TASK REQUIREMENTS
In the listing below, find every line containing "down" and copy it out.

PROVIDED INFORMATION

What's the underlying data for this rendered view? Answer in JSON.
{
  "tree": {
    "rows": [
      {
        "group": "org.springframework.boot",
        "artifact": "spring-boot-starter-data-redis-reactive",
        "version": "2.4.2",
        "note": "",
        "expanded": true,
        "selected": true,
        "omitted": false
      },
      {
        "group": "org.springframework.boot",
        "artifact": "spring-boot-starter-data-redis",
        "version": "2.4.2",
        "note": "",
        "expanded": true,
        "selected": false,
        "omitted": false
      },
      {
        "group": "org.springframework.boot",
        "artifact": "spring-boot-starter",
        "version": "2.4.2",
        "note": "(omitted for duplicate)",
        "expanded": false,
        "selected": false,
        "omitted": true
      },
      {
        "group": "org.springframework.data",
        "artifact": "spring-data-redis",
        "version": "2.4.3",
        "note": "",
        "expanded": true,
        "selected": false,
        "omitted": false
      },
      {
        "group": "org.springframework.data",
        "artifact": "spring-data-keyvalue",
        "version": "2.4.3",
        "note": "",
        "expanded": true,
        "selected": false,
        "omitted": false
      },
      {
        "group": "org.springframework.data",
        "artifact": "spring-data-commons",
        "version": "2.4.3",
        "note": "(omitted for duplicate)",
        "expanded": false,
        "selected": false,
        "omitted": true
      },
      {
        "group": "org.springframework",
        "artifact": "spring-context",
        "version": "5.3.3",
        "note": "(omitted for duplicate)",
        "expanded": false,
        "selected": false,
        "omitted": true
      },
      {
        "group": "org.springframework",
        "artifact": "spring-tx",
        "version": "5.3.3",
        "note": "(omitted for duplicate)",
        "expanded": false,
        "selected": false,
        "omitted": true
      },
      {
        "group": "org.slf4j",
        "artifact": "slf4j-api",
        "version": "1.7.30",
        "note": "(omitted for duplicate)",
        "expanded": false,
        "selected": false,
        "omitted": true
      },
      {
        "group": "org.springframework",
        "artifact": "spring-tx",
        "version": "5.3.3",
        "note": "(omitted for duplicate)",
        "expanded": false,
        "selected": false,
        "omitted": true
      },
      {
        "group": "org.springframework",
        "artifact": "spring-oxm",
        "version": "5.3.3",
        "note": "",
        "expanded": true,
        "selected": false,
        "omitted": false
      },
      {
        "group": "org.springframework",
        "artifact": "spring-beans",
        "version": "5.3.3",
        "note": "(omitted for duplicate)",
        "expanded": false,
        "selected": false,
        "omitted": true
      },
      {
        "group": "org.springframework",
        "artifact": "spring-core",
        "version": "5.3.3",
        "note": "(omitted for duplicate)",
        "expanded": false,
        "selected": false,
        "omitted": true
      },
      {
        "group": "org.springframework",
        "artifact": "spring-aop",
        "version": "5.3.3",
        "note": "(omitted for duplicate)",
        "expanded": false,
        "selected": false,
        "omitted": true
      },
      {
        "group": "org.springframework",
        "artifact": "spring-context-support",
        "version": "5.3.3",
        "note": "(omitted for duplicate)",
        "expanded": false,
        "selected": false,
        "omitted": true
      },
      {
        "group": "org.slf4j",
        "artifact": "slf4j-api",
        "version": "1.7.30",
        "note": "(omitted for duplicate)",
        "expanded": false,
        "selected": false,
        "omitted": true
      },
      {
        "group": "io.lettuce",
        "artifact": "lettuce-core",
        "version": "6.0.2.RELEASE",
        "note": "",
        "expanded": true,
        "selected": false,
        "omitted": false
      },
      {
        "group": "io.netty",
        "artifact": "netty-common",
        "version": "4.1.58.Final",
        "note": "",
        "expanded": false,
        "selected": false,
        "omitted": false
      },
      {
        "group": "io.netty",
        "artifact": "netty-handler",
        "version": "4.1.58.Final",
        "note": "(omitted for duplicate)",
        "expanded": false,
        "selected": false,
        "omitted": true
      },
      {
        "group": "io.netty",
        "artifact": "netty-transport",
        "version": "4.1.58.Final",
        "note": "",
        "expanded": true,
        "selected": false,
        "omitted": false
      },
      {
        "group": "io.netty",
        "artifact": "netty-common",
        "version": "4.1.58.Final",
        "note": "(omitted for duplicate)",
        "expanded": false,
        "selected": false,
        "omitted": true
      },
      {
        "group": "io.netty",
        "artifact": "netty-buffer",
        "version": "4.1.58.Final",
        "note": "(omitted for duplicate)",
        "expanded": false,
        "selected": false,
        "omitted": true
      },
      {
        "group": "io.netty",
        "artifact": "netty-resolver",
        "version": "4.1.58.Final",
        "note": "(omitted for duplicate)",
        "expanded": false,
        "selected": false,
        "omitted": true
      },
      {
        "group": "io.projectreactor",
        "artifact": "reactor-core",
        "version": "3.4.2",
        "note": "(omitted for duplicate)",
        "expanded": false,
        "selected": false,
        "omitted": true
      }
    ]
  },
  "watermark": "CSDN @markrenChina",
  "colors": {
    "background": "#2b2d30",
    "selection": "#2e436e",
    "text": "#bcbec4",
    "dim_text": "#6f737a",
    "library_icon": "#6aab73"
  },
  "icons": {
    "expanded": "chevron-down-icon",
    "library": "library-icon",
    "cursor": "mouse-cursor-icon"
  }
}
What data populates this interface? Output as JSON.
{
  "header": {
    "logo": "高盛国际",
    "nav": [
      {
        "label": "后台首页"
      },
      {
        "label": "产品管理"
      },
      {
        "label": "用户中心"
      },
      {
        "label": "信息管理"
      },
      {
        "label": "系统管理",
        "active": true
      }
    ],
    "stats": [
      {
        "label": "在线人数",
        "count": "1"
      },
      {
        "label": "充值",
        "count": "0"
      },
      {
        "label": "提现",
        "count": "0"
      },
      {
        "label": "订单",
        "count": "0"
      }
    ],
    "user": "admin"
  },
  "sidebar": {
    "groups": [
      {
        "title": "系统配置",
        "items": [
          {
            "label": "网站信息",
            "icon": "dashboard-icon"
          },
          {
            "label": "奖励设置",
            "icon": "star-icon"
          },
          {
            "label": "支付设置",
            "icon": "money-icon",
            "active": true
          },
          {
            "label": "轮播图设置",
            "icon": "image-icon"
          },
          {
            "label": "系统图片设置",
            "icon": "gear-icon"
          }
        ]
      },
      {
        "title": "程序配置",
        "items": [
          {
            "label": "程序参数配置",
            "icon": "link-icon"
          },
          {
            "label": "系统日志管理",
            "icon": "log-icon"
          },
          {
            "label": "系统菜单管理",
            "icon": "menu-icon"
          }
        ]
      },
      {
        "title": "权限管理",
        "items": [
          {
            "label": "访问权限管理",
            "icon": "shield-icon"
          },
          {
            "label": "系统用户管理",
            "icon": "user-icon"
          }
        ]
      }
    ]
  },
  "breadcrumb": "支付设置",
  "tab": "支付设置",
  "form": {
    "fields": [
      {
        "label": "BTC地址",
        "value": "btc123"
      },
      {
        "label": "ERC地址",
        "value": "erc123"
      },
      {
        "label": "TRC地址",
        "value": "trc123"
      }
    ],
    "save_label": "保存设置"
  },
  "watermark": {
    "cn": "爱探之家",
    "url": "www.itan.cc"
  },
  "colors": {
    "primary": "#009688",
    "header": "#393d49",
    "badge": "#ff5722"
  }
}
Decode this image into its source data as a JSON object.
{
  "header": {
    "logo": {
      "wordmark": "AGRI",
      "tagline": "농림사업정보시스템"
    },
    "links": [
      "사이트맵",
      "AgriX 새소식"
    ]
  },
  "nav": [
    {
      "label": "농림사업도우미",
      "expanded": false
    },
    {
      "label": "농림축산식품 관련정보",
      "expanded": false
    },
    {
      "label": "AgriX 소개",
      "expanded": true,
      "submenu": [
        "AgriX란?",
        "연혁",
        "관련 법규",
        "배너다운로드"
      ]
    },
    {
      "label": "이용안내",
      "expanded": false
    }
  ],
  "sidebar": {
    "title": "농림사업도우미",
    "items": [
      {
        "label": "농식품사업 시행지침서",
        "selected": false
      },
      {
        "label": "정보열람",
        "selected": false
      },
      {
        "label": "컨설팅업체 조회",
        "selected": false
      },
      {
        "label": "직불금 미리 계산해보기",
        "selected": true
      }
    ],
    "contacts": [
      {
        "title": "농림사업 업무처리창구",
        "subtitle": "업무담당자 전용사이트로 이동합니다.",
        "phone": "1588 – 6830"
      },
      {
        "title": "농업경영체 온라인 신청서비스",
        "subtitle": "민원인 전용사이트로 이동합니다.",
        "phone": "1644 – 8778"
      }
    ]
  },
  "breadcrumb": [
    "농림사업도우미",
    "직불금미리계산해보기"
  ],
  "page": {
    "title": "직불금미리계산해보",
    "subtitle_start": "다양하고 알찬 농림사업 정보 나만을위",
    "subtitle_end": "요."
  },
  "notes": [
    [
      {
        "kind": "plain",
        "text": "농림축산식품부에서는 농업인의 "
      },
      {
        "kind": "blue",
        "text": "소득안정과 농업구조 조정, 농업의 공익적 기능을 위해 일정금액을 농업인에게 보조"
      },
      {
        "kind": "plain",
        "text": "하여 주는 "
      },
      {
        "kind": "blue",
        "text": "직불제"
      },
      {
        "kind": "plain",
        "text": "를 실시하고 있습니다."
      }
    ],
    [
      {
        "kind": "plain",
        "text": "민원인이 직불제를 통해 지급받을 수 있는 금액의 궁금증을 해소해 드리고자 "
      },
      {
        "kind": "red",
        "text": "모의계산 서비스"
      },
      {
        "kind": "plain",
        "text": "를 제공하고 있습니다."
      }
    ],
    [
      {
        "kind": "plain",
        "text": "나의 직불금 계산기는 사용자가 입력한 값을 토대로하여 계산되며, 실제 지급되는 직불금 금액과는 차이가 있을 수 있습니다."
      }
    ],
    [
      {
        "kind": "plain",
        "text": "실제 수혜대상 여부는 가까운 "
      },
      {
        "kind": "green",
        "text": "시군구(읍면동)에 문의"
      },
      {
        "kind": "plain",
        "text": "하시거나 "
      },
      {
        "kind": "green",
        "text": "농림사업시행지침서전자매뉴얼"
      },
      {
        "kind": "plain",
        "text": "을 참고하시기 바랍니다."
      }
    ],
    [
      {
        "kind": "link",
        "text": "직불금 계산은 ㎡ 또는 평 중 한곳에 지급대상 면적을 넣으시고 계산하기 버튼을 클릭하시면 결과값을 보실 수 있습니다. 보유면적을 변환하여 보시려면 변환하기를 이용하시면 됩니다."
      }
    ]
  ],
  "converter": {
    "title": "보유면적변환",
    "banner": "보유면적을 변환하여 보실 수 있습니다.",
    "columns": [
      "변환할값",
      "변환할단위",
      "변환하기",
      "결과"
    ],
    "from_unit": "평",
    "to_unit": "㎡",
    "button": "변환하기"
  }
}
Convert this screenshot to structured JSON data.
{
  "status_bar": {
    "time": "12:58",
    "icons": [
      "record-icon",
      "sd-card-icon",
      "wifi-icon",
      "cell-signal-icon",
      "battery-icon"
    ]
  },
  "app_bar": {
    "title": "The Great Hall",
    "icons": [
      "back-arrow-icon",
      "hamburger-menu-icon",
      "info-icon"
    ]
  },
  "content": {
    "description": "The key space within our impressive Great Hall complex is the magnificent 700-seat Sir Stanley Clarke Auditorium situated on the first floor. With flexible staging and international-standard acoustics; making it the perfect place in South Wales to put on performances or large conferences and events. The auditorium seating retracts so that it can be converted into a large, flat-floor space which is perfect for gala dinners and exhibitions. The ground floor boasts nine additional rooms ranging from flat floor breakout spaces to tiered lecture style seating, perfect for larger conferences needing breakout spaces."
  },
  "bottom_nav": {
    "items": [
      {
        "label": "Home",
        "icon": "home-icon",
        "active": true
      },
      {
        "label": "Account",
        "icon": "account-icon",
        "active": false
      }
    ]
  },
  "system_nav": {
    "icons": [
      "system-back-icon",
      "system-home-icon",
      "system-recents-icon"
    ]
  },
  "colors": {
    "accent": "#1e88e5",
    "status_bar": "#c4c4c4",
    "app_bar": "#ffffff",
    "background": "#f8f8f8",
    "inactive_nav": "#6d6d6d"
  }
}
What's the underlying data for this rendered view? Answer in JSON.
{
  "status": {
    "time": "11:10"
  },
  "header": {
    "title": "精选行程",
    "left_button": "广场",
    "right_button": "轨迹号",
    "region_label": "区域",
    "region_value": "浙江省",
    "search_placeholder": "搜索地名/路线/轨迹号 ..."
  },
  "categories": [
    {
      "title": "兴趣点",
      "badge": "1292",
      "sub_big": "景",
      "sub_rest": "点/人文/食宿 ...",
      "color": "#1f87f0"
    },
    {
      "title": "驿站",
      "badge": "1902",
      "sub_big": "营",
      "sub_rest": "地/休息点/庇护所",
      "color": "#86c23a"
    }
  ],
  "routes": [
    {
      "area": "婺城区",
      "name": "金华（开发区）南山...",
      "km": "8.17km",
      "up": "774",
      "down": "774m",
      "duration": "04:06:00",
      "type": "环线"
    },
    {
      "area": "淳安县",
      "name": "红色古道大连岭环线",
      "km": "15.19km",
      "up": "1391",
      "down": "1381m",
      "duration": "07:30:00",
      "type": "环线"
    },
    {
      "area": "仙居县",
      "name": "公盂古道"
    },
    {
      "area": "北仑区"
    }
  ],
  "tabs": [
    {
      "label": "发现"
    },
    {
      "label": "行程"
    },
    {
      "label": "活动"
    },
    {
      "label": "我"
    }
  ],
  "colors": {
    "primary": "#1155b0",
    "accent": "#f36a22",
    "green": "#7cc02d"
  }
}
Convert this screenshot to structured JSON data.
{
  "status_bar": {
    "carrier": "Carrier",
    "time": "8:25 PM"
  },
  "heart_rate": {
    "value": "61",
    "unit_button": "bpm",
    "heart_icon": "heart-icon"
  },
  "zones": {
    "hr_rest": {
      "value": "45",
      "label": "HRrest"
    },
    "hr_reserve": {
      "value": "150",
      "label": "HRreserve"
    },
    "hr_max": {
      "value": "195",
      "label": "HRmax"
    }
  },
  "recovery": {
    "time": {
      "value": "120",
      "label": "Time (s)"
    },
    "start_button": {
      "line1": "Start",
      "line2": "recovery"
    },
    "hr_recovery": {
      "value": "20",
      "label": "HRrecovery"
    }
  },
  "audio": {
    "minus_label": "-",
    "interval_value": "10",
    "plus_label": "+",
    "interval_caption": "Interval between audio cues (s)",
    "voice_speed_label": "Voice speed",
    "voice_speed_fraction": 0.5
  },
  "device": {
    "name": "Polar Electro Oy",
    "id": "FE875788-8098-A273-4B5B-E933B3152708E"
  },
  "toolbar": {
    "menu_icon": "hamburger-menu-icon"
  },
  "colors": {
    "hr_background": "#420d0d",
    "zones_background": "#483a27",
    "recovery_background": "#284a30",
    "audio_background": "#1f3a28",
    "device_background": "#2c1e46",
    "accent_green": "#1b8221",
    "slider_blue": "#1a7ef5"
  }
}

EXERCISE RESPONSE
    "expanded": "chevron-down-icon",
      "down": "774m",
      "down": "1381m",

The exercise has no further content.